The answer is a single figure: how many lines below contain the word "Costs".

### DATA RECORDS

--- --- ---

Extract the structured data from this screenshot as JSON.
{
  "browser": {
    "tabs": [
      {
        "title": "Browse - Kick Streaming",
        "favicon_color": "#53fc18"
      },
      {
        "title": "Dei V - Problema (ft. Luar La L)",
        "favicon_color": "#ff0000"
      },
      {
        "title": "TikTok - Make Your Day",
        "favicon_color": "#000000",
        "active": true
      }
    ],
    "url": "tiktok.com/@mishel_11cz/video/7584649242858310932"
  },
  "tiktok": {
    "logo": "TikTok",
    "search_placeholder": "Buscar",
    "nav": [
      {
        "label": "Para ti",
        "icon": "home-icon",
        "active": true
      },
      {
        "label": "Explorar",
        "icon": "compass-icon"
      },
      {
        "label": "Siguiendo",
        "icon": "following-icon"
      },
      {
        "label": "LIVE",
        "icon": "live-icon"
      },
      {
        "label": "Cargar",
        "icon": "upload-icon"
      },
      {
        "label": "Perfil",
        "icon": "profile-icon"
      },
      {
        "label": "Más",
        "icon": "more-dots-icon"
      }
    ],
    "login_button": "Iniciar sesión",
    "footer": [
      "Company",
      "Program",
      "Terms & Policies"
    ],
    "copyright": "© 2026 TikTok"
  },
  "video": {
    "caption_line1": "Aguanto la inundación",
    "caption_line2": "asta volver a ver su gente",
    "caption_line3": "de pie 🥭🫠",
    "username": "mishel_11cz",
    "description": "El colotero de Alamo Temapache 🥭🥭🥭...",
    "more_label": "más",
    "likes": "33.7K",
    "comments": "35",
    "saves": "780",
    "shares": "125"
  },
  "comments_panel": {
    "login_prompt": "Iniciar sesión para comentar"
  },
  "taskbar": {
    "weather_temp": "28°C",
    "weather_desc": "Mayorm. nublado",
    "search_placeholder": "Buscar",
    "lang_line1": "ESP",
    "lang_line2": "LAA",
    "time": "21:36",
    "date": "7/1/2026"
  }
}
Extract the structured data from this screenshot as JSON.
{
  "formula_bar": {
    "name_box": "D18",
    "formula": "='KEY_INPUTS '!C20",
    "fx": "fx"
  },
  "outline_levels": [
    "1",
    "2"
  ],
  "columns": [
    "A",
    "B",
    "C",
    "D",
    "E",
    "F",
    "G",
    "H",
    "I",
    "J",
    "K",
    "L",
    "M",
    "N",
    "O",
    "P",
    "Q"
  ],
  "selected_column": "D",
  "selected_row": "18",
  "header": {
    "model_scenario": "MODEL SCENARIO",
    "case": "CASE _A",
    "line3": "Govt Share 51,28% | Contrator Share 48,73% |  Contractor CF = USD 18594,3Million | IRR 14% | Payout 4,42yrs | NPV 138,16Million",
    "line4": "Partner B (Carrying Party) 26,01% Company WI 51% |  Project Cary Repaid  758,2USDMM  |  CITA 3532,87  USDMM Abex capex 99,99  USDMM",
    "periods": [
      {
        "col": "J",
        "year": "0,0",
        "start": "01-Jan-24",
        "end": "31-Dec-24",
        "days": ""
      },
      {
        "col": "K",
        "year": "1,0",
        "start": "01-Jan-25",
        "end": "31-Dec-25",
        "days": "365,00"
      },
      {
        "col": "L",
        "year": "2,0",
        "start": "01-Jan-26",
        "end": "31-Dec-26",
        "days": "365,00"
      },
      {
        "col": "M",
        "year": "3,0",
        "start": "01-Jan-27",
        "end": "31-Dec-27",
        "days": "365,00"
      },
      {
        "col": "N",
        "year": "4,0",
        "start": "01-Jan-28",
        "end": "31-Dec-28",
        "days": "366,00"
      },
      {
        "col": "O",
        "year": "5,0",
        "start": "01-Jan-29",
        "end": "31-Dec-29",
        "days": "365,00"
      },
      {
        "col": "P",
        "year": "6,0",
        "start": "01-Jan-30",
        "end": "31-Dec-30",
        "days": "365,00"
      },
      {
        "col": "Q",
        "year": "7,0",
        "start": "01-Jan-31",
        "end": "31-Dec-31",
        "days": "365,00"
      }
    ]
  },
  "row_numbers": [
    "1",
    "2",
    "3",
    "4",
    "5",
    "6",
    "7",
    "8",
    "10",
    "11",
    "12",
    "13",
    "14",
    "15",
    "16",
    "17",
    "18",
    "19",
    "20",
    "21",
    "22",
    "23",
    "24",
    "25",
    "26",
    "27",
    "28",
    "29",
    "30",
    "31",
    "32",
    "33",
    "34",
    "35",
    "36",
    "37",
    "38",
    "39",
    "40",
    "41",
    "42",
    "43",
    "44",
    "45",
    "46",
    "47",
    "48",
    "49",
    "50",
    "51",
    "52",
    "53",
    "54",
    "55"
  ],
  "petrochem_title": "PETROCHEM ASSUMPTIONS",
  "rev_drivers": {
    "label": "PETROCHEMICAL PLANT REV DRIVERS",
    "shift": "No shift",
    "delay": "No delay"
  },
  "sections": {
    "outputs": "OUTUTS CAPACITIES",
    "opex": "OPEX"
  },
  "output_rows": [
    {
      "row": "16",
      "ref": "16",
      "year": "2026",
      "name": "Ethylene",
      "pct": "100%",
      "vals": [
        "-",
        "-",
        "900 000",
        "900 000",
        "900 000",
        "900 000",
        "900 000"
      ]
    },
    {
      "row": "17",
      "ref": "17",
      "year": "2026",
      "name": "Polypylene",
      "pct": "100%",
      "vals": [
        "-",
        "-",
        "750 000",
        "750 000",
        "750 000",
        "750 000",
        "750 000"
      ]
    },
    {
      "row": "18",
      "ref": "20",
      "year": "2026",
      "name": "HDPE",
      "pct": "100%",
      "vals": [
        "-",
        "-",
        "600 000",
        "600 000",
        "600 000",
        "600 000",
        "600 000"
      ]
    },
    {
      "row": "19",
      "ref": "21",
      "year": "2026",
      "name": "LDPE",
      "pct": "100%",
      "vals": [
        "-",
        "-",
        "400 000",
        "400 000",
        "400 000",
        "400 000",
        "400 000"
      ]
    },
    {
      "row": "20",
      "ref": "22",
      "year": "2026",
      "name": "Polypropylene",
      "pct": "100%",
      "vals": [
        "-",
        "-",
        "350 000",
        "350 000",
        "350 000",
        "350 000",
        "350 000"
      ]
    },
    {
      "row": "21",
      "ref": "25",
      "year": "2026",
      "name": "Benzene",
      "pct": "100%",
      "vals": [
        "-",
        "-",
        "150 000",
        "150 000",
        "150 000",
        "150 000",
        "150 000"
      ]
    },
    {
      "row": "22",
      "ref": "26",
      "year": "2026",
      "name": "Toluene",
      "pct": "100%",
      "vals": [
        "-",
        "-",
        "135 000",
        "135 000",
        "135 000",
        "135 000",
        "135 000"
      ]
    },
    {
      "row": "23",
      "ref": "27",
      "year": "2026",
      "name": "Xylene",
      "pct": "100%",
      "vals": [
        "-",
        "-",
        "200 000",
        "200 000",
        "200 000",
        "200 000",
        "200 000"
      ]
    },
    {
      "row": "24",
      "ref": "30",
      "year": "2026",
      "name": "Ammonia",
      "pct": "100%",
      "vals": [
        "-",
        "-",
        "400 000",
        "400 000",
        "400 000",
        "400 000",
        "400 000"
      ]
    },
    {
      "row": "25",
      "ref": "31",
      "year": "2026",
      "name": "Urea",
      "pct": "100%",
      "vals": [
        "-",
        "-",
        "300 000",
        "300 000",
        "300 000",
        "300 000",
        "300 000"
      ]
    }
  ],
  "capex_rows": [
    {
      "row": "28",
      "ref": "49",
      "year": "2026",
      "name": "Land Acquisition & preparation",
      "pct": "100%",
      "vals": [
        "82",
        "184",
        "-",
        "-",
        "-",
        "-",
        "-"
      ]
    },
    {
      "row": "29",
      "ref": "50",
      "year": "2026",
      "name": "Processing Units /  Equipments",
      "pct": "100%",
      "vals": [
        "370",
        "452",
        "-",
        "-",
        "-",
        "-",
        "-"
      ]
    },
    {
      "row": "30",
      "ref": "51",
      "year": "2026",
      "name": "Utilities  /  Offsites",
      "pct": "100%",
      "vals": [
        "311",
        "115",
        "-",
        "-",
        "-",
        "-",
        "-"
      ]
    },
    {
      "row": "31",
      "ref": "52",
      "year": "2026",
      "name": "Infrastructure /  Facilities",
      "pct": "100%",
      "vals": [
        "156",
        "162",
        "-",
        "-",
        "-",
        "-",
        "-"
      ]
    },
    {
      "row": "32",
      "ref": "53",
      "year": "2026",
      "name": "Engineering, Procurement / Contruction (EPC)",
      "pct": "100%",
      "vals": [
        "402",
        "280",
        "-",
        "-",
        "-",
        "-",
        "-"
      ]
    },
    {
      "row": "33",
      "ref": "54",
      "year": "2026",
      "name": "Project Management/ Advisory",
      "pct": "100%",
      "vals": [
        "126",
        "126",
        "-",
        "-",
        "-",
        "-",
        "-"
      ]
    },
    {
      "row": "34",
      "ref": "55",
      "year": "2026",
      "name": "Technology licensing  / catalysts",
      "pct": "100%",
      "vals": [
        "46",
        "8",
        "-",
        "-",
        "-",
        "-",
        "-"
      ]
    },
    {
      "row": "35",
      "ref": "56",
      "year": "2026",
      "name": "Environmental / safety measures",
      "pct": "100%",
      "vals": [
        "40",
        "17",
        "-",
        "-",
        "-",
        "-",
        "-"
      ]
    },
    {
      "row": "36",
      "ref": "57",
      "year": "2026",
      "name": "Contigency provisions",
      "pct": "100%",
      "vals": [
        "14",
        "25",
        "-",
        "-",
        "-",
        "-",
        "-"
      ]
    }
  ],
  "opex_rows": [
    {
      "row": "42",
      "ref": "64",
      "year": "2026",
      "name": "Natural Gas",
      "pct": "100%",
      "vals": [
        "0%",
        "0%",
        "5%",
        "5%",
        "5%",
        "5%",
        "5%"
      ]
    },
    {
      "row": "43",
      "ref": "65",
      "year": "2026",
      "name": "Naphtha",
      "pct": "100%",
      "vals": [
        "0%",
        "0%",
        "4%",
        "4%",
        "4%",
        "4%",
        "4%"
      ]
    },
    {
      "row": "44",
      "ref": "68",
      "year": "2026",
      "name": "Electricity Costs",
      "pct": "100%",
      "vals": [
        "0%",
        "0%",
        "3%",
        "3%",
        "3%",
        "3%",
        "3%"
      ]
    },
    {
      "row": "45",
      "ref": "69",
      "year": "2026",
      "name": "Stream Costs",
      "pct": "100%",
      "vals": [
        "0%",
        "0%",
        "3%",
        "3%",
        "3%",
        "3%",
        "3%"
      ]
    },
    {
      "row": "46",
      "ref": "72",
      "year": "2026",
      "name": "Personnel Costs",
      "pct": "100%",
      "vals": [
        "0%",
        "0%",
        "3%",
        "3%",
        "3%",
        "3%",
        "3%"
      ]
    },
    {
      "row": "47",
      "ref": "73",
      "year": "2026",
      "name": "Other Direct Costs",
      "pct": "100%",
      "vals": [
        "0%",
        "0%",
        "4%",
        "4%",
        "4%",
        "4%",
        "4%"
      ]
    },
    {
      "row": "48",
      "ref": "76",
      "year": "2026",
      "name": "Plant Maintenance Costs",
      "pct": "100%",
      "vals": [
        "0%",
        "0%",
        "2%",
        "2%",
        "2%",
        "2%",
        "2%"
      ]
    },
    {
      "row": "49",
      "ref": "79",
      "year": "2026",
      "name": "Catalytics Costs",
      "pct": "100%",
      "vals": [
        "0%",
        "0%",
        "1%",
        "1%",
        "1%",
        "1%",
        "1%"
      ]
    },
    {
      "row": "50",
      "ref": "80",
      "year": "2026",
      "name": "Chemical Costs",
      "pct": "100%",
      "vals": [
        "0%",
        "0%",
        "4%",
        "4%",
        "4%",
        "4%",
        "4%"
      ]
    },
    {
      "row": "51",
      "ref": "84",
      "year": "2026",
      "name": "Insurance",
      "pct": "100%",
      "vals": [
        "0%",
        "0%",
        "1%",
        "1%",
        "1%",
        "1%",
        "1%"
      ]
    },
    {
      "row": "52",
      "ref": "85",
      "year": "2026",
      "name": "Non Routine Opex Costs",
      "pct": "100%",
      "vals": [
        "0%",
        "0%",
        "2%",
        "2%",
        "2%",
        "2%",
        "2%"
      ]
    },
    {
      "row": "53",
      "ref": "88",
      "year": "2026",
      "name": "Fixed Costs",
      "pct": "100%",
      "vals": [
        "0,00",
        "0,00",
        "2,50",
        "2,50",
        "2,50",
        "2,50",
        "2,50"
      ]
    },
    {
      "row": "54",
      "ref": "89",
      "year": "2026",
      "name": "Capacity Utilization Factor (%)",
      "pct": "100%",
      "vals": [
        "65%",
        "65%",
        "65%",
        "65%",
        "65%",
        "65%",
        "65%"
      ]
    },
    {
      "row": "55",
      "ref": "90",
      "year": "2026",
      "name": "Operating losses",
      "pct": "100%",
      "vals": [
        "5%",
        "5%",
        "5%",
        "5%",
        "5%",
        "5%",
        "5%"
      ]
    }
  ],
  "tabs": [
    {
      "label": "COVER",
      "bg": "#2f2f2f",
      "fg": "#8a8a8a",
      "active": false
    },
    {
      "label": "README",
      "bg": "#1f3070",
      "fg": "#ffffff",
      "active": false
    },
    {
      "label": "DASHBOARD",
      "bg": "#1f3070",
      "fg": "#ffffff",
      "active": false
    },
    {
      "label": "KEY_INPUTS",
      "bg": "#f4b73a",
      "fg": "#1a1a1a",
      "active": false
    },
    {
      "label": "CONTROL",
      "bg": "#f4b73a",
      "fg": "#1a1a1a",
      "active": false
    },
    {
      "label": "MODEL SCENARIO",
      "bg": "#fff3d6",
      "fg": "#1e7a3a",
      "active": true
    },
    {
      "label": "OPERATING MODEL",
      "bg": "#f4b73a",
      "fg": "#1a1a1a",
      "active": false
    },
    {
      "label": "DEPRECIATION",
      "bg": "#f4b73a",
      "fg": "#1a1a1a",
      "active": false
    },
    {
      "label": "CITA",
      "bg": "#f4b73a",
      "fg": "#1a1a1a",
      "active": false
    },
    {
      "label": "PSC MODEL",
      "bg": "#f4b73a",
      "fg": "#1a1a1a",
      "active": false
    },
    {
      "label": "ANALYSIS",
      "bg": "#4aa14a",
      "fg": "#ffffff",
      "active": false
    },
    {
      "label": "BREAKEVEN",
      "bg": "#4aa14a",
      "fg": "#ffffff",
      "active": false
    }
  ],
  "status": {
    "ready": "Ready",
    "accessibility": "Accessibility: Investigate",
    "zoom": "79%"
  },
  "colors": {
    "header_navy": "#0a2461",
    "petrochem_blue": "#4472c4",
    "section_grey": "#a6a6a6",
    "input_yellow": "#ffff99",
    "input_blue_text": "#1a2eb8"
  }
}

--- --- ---

### RESULT BELOW
9